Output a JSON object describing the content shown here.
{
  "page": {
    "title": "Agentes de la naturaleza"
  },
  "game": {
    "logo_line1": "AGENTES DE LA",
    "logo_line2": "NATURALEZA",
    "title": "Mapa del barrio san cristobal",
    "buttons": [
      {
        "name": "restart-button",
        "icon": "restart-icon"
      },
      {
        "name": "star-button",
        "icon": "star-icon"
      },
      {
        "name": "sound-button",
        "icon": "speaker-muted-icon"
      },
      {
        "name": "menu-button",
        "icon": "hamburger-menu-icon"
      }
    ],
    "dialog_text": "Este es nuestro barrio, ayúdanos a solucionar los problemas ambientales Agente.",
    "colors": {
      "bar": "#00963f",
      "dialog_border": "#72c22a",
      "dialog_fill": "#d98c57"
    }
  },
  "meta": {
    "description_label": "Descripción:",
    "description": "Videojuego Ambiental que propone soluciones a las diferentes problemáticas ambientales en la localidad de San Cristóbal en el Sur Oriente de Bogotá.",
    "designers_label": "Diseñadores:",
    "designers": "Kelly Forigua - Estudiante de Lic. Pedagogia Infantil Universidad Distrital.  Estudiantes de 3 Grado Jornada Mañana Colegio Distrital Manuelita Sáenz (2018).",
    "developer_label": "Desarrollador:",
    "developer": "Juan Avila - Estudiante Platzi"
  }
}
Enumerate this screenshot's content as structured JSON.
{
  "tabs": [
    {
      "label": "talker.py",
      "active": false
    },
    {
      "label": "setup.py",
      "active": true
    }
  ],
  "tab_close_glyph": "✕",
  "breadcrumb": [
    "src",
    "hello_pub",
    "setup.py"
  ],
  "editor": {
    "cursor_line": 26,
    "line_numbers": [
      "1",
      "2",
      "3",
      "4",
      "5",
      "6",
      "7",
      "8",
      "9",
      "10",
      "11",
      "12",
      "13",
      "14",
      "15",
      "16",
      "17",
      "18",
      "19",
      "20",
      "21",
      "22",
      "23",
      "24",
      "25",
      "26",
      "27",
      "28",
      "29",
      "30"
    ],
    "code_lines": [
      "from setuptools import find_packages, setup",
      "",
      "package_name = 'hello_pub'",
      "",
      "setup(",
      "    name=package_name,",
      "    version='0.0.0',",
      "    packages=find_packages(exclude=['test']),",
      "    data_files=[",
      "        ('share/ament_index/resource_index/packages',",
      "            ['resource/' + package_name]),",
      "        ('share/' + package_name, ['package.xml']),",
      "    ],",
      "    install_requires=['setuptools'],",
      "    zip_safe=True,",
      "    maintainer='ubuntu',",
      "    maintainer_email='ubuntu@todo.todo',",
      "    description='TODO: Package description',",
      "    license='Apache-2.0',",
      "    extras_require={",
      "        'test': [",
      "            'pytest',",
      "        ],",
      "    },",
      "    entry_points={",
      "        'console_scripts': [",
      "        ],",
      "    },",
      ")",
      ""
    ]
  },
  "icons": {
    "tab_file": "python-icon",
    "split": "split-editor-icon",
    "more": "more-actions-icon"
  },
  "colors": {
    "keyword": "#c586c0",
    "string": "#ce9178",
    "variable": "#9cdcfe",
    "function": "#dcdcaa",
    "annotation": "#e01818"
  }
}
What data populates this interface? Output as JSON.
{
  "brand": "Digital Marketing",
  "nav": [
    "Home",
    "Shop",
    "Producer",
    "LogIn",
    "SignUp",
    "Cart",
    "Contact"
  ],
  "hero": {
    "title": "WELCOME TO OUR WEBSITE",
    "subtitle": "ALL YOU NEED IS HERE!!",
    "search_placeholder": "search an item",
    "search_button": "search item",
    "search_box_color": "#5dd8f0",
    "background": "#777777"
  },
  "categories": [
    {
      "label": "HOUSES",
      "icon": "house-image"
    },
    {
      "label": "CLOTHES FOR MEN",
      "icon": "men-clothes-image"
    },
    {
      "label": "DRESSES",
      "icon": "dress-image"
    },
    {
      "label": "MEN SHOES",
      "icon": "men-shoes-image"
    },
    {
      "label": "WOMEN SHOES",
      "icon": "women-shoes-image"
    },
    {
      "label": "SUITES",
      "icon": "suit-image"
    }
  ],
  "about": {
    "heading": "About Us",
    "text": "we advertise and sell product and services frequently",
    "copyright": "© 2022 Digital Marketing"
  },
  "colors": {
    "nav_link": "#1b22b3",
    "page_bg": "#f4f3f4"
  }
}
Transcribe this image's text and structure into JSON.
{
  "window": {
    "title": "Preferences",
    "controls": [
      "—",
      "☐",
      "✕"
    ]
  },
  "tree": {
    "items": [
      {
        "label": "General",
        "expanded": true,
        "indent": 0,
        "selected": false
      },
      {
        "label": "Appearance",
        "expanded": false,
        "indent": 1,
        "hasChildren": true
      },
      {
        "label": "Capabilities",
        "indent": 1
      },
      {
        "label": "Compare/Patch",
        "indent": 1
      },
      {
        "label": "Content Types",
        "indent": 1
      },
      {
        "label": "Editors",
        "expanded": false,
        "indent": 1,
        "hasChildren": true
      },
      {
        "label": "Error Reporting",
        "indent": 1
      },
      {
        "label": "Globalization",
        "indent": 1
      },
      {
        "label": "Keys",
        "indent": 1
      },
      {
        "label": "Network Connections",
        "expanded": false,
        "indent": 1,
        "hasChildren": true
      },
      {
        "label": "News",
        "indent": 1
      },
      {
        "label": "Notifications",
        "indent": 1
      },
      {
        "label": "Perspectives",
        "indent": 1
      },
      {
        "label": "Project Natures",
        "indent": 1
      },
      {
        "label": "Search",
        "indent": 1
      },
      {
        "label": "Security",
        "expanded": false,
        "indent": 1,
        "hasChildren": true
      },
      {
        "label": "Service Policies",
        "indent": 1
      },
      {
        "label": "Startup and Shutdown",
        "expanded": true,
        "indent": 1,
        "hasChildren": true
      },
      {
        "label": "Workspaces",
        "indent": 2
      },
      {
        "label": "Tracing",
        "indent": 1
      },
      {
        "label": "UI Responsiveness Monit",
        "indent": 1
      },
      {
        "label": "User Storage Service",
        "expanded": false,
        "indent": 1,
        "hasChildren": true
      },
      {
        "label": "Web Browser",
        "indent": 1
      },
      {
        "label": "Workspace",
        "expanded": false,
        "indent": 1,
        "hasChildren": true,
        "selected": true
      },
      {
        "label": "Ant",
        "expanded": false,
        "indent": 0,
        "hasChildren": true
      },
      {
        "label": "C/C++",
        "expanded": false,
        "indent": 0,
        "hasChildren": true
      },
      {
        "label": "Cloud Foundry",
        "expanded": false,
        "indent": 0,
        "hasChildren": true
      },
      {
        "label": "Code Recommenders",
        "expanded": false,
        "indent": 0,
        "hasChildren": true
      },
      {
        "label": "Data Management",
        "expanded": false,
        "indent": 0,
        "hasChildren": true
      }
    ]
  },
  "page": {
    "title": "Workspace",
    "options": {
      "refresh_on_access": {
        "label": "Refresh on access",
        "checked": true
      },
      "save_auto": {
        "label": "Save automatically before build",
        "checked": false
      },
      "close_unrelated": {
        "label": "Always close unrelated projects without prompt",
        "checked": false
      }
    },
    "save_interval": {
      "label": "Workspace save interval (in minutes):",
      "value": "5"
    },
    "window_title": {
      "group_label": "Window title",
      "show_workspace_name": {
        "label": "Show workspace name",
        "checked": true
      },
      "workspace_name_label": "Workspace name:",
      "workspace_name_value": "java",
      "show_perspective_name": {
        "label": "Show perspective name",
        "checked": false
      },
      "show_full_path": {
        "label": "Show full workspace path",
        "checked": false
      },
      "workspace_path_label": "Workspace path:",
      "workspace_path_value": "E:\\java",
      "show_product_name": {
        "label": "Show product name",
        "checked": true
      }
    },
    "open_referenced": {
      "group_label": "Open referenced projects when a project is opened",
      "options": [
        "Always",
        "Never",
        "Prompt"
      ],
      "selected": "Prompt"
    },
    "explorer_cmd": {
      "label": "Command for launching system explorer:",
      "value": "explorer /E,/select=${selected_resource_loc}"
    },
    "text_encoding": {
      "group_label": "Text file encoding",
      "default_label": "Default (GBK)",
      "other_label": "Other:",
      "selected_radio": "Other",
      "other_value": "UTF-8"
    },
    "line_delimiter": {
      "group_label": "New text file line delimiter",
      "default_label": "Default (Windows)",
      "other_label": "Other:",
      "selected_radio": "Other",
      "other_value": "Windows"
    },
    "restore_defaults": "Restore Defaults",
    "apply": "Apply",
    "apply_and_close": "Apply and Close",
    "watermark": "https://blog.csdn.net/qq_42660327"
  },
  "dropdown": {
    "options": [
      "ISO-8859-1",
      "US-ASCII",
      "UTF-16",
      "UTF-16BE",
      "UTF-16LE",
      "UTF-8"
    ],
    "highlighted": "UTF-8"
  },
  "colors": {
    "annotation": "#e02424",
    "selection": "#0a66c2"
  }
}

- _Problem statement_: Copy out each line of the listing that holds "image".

- _Task solution_:
      "icon": "house-image"
      "icon": "men-clothes-image"
      "icon": "dress-image"
      "icon": "men-shoes-image"
      "icon": "women-shoes-image"
      "icon": "suit-image"
Transcribe this image's text and structure into JSON.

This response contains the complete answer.